We follow the werewolf, who turns back into Oz when the sun rises.
Oz, predictably, is a little freaked out. More so when he gets to school and finds out another student had been killed the night before, and the Scoobies assume it was the werewolf that got her. Xander thinks he’s got a line on a likely suspect; Larry, he of the aggression, wolfish leers, and suspicious amount of back hair.
Xander goes investigator, tracking Larry down to the boy’s locker room and confronting Larry about his “˜secret’. As soon as he pressures Larry into coming clean, which, by the way, is that Larry is a closeted homosexual, Xander totally freaks out. He’s not gay! He’s not hitting on Larry!
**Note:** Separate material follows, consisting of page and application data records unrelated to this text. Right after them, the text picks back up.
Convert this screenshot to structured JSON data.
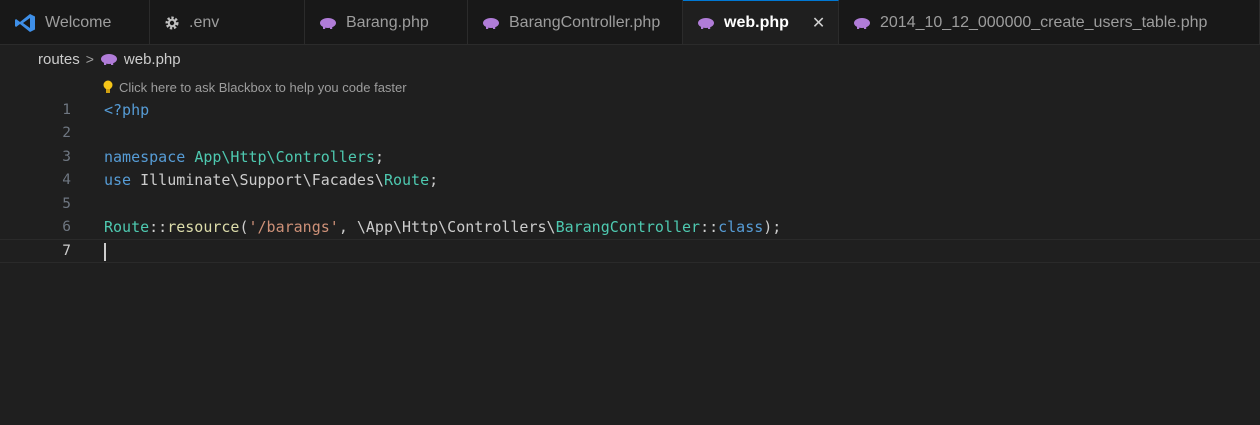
{
  "tabs": [
    {
      "label": "Welcome",
      "icon": "vscode-icon",
      "active": false
    },
    {
      "label": ".env",
      "icon": "gear-icon",
      "active": false
    },
    {
      "label": "Barang.php",
      "icon": "php-icon",
      "active": false
    },
    {
      "label": "BarangController.php",
      "icon": "php-icon",
      "active": false
    },
    {
      "label": "web.php",
      "icon": "php-icon",
      "active": true,
      "close": "✕"
    },
    {
      "label": "2014_10_12_000000_create_users_table.php",
      "icon": "php-icon",
      "active": false
    }
  ],
  "breadcrumb": {
    "folder": "routes",
    "separator": ">",
    "file": "web.php"
  },
  "hint": "Click here to ask Blackbox to help you code faster",
  "lines": [
    {
      "n": "1",
      "tokens": [
        {
          "t": "<?php",
          "c": "kw"
        }
      ]
    },
    {
      "n": "2",
      "tokens": []
    },
    {
      "n": "3",
      "tokens": [
        {
          "t": "namespace ",
          "c": "kw"
        },
        {
          "t": "App\\Http\\Controllers",
          "c": "ty"
        },
        {
          "t": ";",
          "c": "pl"
        }
      ]
    },
    {
      "n": "4",
      "tokens": [
        {
          "t": "use ",
          "c": "kw"
        },
        {
          "t": "Illuminate\\Support\\Facades\\",
          "c": "pl"
        },
        {
          "t": "Route",
          "c": "ty"
        },
        {
          "t": ";",
          "c": "pl"
        }
      ]
    },
    {
      "n": "5",
      "tokens": []
    },
    {
      "n": "6",
      "tokens": [
        {
          "t": "Route",
          "c": "ty"
        },
        {
          "t": "::",
          "c": "pl"
        },
        {
          "t": "resource",
          "c": "fn"
        },
        {
          "t": "(",
          "c": "pl"
        },
        {
          "t": "'/barangs'",
          "c": "st"
        },
        {
          "t": ", \\App\\Http\\Controllers\\",
          "c": "pl"
        },
        {
          "t": "BarangController",
          "c": "ty"
        },
        {
          "t": "::",
          "c": "pl"
        },
        {
          "t": "class",
          "c": "kw"
        },
        {
          "t": ");",
          "c": "pl"
        }
      ]
    },
    {
      "n": "7",
      "tokens": [],
      "current": true
    }
  ],
  "colors": {
    "accent": "#0078d4",
    "php_icon": "#b07cd8",
    "bulb": "#f5c518",
    "vscode": "#3e8fe8"
  }
}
His freaked out anxious masculinity shtick hasn’t held up well over time, and while this reaction to Larry’s revelation is understandable in the context of Xander being kind of putz, it’s a jarring scene to watch with some distance from the characters. When he refuses to tell Buffy why he knows Larry isn’t the werewolf, one gets the sense it’s not from willingness to keep Larry’s secret as much as the fear of how it will reflect on him.
Somewhere along the line, Buffy realizes that the news reports of Theresa’s death don’t mention any sort of animal attack. She takes Xander with her to go check out the body, laid out at the funeral home. No werewolves here, only vampire victims. When Theresa rises, she has a message for Buffy from Angelus. Xander dusts her.
Meanwhile, Oz is taking some (late) steps to keep him from hurting anyone when he turns. Somehow he owns a well-worn box of metal shackles, which deserves a real pause ““ why, exactly, does he have access to a well-worn box of metal shackles? Willow shows up at the wrong moment, demanding to know why he won’t kiss her, blew off their date, and, oh, what’s up with the chains? Oz tries to hustle her out of the house but it’s too late; he’s already changing.
She’s only a few steps ahead of Were-Oz when she stumbles and it looks like curtains, but Were-Oz smells something even better than Willow and takes off after it. Willow goes screaming to the library, where everyone else has congregated, and let’s them know (hysterically yells) that Oz is the Werewolf. And then she freaks out because Buffy has a gun in her hand. Giles assures her it’s just a tranquilizer dart as they head out to find the errant boyfriend werewolf.
And conveniently! They arrive just in time to keep Cain from shooting Oz with his Manly Death Bullets. Oz attacks, Giles misses his shot, and its shy Willow who takes up the rifle and takes down her rampaging beast of a prom date. Cain is not impressed. Werewolf hides make good money, and there are a bunch of chicks and a librarian messing with his income. He says a bunch of other misogynistic crap, saying that there’s no one with the right amount of balls in town to take care of Sunnydale’s problems. And then Buffy bends the muzzle of his rifle into a pretzel and sends him off on his way. Sunnydale has its own sheriff. She doesn’t need balls.
TNMAS Oz and Willow reconnect. He’s still coming to grips with his new second nature and is intensely relieved that he didn’t eat anyone. Willow runs off, and then remembering Buffy’s advice, dashes back in and kisses him. It’s a great kiss. When she drifts off again, Oz stares after her, awe-struck. Werewolf in love, indeed.
Bonus clip: The Cramps, “I was a Teenage Werewolf”